___ Records ___

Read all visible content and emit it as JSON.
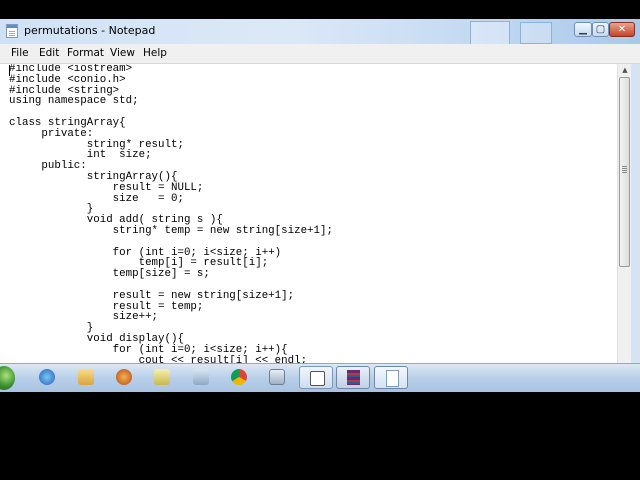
{
  "window": {
    "title": "permutations - Notepad",
    "buttons": {
      "minimize": "▁",
      "maximize": "▢",
      "close": "✕"
    }
  },
  "menu": [
    "File",
    "Edit",
    "Format",
    "View",
    "Help"
  ],
  "editor": {
    "text": "#include <iostream>\n#include <conio.h>\n#include <string>\nusing namespace std;\n\nclass stringArray{\n     private:\n            string* result;\n            int  size;\n     public:\n            stringArray(){\n                result = NULL;\n                size   = 0;\n            }\n            void add( string s ){\n                string* temp = new string[size+1];\n\n                for (int i=0; i<size; i++)\n                    temp[i] = result[i];\n                temp[size] = s;\n\n                result = new string[size+1];\n                result = temp;\n                size++;\n            }\n            void display(){\n                for (int i=0; i<size; i++){\n                    cout << result[i] << endl;"
  },
  "scrollbar": {
    "up_arrow": "▲"
  },
  "taskbar": {
    "icons": [
      "start-orb",
      "internet-explorer-icon",
      "file-explorer-icon",
      "media-player-icon",
      "app-icon",
      "app-icon",
      "chrome-icon",
      "app-icon",
      "app-icon",
      "winrar-icon",
      "notepad-icon"
    ]
  },
  "colors": {
    "titlebar": "#cfe2f5",
    "menubar": "#f0f0f0",
    "editor_bg": "#ffffff",
    "taskbar": "#b8cfe8",
    "close_button": "#c4432b"
  }
}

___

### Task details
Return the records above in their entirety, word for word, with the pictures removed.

### Result
Read all visible content and emit it as JSON.
{
  "window": {
    "title": "permutations - Notepad",
    "buttons": {
      "minimize": "▁",
      "maximize": "▢",
      "close": "✕"
    }
  },
  "menu": [
    "File",
    "Edit",
    "Format",
    "View",
    "Help"
  ],
  "editor": {
    "text": "#include <iostream>\n#include <conio.h>\n#include <string>\nusing namespace std;\n\nclass stringArray{\n     private:\n            string* result;\n            int  size;\n     public:\n            stringArray(){\n                result = NULL;\n                size   = 0;\n            }\n            void add( string s ){\n                string* temp = new string[size+1];\n\n                for (int i=0; i<size; i++)\n                    temp[i] = result[i];\n                temp[size] = s;\n\n                result = new string[size+1];\n                result = temp;\n                size++;\n            }\n            void display(){\n                for (int i=0; i<size; i++){\n                    cout << result[i] << endl;"
  },
  "scrollbar": {
    "up_arrow": "▲"
  },
  "taskbar": {
    "icons": [
      "start-orb",
      "internet-explorer-icon",
      "file-explorer-icon",
      "media-player-icon",
      "app-icon",
      "app-icon",
      "chrome-icon",
      "app-icon",
      "app-icon",
      "winrar-icon",
      "notepad-icon"
    ]
  },
  "colors": {
    "titlebar": "#cfe2f5",
    "menubar": "#f0f0f0",
    "editor_bg": "#ffffff",
    "taskbar": "#b8cfe8",
    "close_button": "#c4432b"
  }
}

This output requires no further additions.